"I thought I did good," said Vea of his efforts against the Ravens. "I've still got some things to work on after I see the film. It felt good being out there but we didn't get the outcome we wanted."

Vea is still working to improve his footwork and drill down on all the technique details of playing his position in the NFL, but he has made great strides in those areas in recent weeks. The results are showing on the field. In his first seven NFL games he recorded three tackles, one sack for zero yards and one quarterback hit. Over the past four contests, he has 18 tackles, one sack, three tackles for loss and two quarterback hits. On Sunday, he became the first Tampa Bay defensive tackle to have nine stops in a single contest in 11 years.

"I just try to keep getting better," said Vea. "We all always live by that – never be satisfied and try to do more and more, as much as I can to help the team. I think now I'm just comfortable with it. The game's slowed down for me. Just getting back in the flow of things."

The turning point for Vea – a noticeably strong outing in the Bucs' Week 12 win over San Francisco – came a few days after General Manager Jason Licht pulled him aside on the practice field with some words of advice. It wasn't so much the specifics of the message, as he'd been hearing some similar thoughts from Defensive Line Coach Brentson Buckner and Assistant Defensive Line Coach Paul Spicer, as much as it was the messenger.

"He came up to me in practice and just told me to be violent," said the rookie defender. "Same thing that Buck and Spicer have been telling me, but just hearing it from him and finally seeing the bigger picture and going back into the meeting room and finally understanding what Coach is telling me. Finally, everything is making sense.

View Team Photographer Kyle Zedaker's best photos from the Buccaneers' Week 15 matchup against the Baltimore Ravens.

"I feel like as a D-Linemen you have to be violent because of the position we're playing and the demands of it. You've got to be violent in there to get the job done and do the technique that we're taught."

Vea's calf injury occurred early in his first NFL practice in pads, three days into training camp. It was a significant injury that wiped out his entire rookie camp and preseason, as well as the first three games of the regular season.

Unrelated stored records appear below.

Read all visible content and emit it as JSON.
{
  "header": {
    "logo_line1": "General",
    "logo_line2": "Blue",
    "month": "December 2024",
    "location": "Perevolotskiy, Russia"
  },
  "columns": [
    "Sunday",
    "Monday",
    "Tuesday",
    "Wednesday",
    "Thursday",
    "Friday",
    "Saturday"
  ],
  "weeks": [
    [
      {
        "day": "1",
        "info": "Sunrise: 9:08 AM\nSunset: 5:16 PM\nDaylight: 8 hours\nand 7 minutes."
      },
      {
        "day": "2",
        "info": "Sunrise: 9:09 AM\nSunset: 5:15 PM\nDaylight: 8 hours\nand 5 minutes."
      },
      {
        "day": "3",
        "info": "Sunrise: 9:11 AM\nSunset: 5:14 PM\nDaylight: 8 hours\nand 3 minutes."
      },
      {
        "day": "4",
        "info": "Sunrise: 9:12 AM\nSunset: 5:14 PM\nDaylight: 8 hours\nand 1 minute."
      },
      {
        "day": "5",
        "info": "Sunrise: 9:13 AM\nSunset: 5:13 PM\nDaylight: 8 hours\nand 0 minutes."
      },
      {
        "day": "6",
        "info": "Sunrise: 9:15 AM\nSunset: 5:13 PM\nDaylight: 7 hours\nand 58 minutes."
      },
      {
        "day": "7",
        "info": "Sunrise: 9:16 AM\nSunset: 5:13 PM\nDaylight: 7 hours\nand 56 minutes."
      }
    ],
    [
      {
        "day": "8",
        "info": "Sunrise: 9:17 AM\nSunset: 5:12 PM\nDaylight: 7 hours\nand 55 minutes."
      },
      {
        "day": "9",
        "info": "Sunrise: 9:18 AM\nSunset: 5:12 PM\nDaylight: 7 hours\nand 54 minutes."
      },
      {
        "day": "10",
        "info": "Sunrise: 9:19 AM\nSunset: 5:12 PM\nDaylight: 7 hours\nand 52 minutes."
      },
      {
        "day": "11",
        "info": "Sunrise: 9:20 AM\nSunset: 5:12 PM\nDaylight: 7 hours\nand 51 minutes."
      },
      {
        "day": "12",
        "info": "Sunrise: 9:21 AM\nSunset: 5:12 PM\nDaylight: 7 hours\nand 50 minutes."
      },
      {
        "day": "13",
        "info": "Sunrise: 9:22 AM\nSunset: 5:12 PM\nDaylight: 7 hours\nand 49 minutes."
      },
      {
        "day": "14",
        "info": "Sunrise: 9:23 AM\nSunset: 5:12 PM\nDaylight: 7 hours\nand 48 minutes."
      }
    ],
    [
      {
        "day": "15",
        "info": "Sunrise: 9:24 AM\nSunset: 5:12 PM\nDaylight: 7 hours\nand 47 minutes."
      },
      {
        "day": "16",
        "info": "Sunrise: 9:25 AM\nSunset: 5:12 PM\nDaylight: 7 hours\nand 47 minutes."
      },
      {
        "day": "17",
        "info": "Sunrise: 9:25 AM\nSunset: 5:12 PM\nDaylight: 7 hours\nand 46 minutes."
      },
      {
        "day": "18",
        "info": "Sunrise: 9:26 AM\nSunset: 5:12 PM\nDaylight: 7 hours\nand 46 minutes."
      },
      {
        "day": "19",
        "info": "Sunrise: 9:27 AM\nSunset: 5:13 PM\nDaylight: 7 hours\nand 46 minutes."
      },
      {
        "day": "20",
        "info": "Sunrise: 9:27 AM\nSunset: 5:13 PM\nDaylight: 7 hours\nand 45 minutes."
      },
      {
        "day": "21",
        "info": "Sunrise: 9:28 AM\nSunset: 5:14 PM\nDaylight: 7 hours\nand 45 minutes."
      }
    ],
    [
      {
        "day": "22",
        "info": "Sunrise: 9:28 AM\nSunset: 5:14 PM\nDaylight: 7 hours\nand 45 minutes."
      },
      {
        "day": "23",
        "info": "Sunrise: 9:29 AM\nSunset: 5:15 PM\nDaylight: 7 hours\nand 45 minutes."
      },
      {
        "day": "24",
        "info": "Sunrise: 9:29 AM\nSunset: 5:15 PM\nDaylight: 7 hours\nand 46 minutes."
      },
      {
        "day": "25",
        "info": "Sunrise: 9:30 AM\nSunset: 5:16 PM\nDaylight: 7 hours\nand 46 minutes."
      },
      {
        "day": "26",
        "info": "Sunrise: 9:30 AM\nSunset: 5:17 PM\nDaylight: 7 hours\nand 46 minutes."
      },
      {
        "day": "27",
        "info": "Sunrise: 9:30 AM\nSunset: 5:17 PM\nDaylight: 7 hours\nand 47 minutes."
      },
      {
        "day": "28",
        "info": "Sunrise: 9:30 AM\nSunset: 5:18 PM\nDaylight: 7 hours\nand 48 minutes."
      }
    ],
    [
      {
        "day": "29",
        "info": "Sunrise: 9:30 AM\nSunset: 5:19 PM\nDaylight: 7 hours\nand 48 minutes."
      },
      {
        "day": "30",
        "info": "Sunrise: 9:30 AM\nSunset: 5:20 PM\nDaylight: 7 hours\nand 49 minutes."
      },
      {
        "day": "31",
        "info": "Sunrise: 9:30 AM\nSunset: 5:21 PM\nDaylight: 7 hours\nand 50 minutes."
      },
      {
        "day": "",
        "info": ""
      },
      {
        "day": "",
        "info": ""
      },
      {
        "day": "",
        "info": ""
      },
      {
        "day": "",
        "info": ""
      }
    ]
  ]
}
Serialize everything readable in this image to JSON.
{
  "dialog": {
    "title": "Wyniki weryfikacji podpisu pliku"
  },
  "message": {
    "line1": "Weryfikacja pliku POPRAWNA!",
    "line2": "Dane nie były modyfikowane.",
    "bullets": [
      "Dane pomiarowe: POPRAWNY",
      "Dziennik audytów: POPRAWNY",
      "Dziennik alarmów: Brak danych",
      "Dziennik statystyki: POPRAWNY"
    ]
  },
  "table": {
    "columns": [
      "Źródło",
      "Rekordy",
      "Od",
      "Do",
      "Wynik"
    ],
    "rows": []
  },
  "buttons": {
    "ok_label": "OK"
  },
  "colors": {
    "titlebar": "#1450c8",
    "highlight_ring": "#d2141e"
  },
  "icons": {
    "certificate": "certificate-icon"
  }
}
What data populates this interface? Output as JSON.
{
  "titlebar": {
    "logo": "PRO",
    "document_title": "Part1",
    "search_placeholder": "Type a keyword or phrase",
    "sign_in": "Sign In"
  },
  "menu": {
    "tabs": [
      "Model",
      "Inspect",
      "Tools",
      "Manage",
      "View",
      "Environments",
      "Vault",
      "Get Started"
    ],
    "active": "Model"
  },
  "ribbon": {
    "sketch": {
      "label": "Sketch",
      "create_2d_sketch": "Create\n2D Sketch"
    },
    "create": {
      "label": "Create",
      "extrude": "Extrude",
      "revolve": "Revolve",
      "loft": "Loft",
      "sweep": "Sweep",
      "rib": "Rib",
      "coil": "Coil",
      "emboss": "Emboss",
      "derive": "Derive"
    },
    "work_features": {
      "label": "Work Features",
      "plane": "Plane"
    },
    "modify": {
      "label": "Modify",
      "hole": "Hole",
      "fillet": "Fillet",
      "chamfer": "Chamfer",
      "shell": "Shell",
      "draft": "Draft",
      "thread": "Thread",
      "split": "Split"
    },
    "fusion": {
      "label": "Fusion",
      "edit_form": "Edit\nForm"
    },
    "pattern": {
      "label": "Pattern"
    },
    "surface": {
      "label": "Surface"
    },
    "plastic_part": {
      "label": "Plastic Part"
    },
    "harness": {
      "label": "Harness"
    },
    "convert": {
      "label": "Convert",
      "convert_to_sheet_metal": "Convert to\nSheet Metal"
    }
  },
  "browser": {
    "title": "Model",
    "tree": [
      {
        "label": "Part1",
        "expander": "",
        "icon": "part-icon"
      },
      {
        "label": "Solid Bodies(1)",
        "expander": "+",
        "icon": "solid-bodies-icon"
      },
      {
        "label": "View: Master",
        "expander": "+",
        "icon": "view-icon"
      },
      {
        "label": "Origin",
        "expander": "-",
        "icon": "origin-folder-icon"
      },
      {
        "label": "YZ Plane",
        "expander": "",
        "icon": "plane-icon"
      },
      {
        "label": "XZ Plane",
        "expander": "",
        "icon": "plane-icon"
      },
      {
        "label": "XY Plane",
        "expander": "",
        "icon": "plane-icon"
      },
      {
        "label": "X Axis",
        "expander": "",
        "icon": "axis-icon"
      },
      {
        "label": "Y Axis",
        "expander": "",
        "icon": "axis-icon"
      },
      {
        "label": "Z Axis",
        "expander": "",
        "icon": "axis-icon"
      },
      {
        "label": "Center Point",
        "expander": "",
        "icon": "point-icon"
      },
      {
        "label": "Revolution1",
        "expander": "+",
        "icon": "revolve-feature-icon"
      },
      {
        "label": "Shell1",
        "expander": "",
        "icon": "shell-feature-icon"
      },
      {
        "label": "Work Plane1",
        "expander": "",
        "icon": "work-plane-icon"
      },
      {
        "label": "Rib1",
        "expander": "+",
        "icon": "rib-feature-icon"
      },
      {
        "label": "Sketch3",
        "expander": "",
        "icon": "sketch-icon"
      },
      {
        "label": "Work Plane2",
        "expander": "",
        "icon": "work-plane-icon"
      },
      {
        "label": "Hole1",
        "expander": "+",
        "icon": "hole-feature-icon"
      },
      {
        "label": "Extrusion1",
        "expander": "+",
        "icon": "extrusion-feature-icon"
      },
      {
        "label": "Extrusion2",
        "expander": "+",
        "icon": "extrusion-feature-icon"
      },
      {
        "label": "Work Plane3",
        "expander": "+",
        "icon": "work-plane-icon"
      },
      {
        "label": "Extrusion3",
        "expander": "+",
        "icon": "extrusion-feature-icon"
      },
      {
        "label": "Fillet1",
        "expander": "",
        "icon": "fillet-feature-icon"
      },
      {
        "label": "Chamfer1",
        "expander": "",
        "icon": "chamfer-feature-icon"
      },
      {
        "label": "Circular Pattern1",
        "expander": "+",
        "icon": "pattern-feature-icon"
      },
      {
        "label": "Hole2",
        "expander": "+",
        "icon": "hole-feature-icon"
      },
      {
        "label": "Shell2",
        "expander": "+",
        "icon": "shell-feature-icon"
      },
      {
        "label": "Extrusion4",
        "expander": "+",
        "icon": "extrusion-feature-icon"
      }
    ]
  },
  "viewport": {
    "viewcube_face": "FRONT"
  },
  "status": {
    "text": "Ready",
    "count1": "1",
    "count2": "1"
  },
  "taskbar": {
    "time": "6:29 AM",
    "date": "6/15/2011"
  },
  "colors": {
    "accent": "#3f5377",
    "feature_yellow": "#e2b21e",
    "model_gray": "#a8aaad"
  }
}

While he worked hard on his conditioning during that down time and even trimmed up a bit, there was still a period of adjustment to actually playing in the NFL, which he would have gotten earlier if not for the injury.

He wasn't productive early and, while he was showing flashes of his strength, occasionally driving blockers into the backfield, he was having difficulty disengaging from those blocks and actually making plays. He got a bit more playing time early in his return than the Bucs initially intended because veteran defensive tackle Beau Allen missed several games with an injury of his own, but his snaps dipped with his lack of production.

In Games 8-10, Vea played 20, 28 and 18 snaps, respectively, or 38.2% of all the team's defensive plays in those weeks. However, he got 37 snaps each in Games 11 and 12, or 55.2% of the total, and as that added playing time started to lead to big plays on the field, the coaches leaned on him even more. Over the past two games, Vea has played just under 80% of the Bucs' total defensive snaps.

"I just think it's just [a matter of] finally getting used to it and getting back into the flow of things," said Vea. "I knew I just had to get back into the game, being that I was out in training camp and stuff. I kind of rushed back in and thought everything was going to happen just like that, but I let the little things slip. I tried to go for the bigger picture and I thought I was play like I was in college, but it doesn't work like that."

And it usually doesn't work like this in the NFL. Rookies are more likely to encounter that fabled wall in December, not finally hit their stride. Vea's rookie journey has been a little different, and occasionally rocky, but he's clearly finding his footing in the stretch run.